- Toronto – retooling while awaiting Vlad Jr. and Bo Bichette
- Chicago – not there yet
- Cleveland – see next section
- Detroit – battling KC for last in Central
- Kansas City – yep
- Seattle – decent team but not figured to compete for AL West
- Houston – viable World Series contender
- Los Angeles – kind of mired in the AL ether even with Mike Trout
- Texas – could get ugly this season
- Oakland – Tampa Bay West
So of the 15 teams in the AL — including the Twins — at most one could say seven or eight are truly competing, and only one of the other teams trying is in Minnesota’s division.
That means the Twins will play nearly 60 games against non-competitive divisional foes and six games apiece against four more teams who are almost certainly not going to be good.

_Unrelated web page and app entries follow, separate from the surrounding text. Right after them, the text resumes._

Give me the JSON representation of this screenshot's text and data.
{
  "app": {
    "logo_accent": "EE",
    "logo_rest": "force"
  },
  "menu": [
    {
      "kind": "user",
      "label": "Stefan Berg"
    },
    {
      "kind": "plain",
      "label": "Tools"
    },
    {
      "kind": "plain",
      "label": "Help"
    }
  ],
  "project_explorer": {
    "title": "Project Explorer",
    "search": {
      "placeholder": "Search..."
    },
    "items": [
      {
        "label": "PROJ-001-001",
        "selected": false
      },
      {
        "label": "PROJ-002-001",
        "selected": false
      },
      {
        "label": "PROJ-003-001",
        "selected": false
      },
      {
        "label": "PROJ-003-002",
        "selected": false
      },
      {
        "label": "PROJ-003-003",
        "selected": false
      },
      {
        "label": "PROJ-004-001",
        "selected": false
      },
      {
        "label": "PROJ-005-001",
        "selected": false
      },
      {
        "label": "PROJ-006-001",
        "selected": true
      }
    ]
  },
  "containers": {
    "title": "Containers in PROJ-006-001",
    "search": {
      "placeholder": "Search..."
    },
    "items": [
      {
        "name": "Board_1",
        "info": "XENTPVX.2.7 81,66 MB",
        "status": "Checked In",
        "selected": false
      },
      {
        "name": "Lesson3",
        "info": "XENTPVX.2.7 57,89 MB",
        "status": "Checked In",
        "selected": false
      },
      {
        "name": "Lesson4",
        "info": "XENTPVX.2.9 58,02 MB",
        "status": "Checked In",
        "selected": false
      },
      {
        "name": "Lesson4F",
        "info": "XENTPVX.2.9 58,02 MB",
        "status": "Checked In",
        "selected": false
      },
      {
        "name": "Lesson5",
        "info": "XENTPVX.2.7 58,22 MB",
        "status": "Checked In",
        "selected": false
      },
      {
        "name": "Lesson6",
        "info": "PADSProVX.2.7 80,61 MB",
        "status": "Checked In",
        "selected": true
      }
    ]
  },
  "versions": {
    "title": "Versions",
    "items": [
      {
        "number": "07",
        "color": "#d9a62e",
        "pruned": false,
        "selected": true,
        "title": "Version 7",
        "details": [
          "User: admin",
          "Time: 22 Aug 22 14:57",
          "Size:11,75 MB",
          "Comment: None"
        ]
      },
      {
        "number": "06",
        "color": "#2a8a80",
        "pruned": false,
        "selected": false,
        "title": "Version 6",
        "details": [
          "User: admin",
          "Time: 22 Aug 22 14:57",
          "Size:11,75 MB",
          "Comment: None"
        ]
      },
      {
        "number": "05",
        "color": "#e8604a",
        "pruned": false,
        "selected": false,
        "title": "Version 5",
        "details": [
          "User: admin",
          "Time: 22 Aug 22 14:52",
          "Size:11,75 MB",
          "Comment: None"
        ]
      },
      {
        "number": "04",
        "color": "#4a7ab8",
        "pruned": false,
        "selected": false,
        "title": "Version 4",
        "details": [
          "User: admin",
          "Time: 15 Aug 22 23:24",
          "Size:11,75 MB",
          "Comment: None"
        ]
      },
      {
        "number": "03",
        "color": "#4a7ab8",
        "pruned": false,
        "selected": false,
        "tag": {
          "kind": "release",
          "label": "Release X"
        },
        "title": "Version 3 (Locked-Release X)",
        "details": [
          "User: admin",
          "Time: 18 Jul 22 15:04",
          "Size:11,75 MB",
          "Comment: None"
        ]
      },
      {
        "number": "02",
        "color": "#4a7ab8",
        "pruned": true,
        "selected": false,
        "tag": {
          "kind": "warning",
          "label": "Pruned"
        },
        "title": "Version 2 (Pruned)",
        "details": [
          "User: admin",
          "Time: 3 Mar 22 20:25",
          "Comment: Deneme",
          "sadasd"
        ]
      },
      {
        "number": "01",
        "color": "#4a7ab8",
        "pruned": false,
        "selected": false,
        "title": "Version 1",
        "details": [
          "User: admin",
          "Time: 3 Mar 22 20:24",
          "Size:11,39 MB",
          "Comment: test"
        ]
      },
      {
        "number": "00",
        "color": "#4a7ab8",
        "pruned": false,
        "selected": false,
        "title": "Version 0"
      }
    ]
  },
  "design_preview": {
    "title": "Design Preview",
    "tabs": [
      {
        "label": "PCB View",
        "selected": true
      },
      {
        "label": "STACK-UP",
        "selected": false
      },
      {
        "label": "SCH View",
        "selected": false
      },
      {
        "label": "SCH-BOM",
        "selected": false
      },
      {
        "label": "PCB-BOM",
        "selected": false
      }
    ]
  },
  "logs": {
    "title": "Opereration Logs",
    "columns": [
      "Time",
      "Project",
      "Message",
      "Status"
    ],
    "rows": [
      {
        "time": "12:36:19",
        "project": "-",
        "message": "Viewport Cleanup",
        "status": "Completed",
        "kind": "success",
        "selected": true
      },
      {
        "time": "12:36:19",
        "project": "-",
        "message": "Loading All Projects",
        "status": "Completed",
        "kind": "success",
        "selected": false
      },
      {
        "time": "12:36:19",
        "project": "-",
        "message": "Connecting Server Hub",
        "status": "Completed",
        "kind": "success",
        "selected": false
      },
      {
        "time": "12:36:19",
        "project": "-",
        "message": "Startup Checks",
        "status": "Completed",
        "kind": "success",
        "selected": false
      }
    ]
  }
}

This is also something Cleveland used to its advantage last year, as it won 68 games last year against teams finishing under .500 — the most in baseball — on the way to a 91-win season and a first-round ouster in the playoffs.
Cleveland isn’t as good as you think
Let’s just get this out of the way — the starting five of Corey Kluber, Trevor Bauer, Carlos Carrasco, Mike Clevinger and Shane Bieber might, in fact, be the best in the AL. All five of those guys could stake a claim to be the No. 1 starter for the Twins — or at least the No. 2.
But they’re also a mess in some very important spots. Roberto Perez is the starting catcher. In 210 plate appearances last year, he hit .168/.256/.263. ZiPS isn’t much more optimistic (.190/.284/.315), though he is a tremendous defender.
MLB.com lists their starting outfield right now as Jake Bauers, Leonys Martin and Tyler Naquin. The only problem is they also list Bauers starting at first base. Most likely, he’ll play first and Jordan Luplow will play left.
Bauers has significant potential, but hit .201/.316/.384 in almost 100 games with the Rays last season. ZiPS has him pegged for a 98 wRC+ (.240/.329/.406) which is pretty much identical to what Max Kepler has done the past three seasons. Martin’s projection is an 84 wRC+, Naquin’s is an 87 and Luplow’s is 90. Bradley Zimmer could be in the mix as well once he gets healthy (shoulder), but he’s also projected for just a 76.
For those wondering, wRC+ is a lot like OPS+, where 100 is average and each point above or below represents a percentage point away from league average.
Francisco Lindor is hurt, Jose Ramirez fouled a ball off his knee and might need a little time to return and Jason Kipnis won’t be ready to start the season, either. So as of right now, the starting infield is Bauers, Brad Miller, Eric Stamets and either Ramirez or Max Moroff.
Kipnis might not be a big loss and Ramirez and Lindor might be ready soon, but there are just a ton of question marks on this offense.
The bullpen has Brad Hand — who is an absolute superstar back there — and a bunch of question marks in Adam Cimber, Jon Edwards, Tyler Olson, Dan Otero, Neil Ramirez and Oliver Perez. Maybe Danny Salazar eventually figures in, but Fangraphs pegs them as the No. 15 bullpen in the game, worth 2.5 fWAR with 1.4 coming from Hand.
The short answer: this is a group that had a 4.60 ERA last year (13th in the AL) and it didn’t get better.
I’m not saying the Twins will win this division because the Indians have issues, but Cleveland has the all the hallmarks of a team that loses a lot of heartbreakers due to a wobbly back end.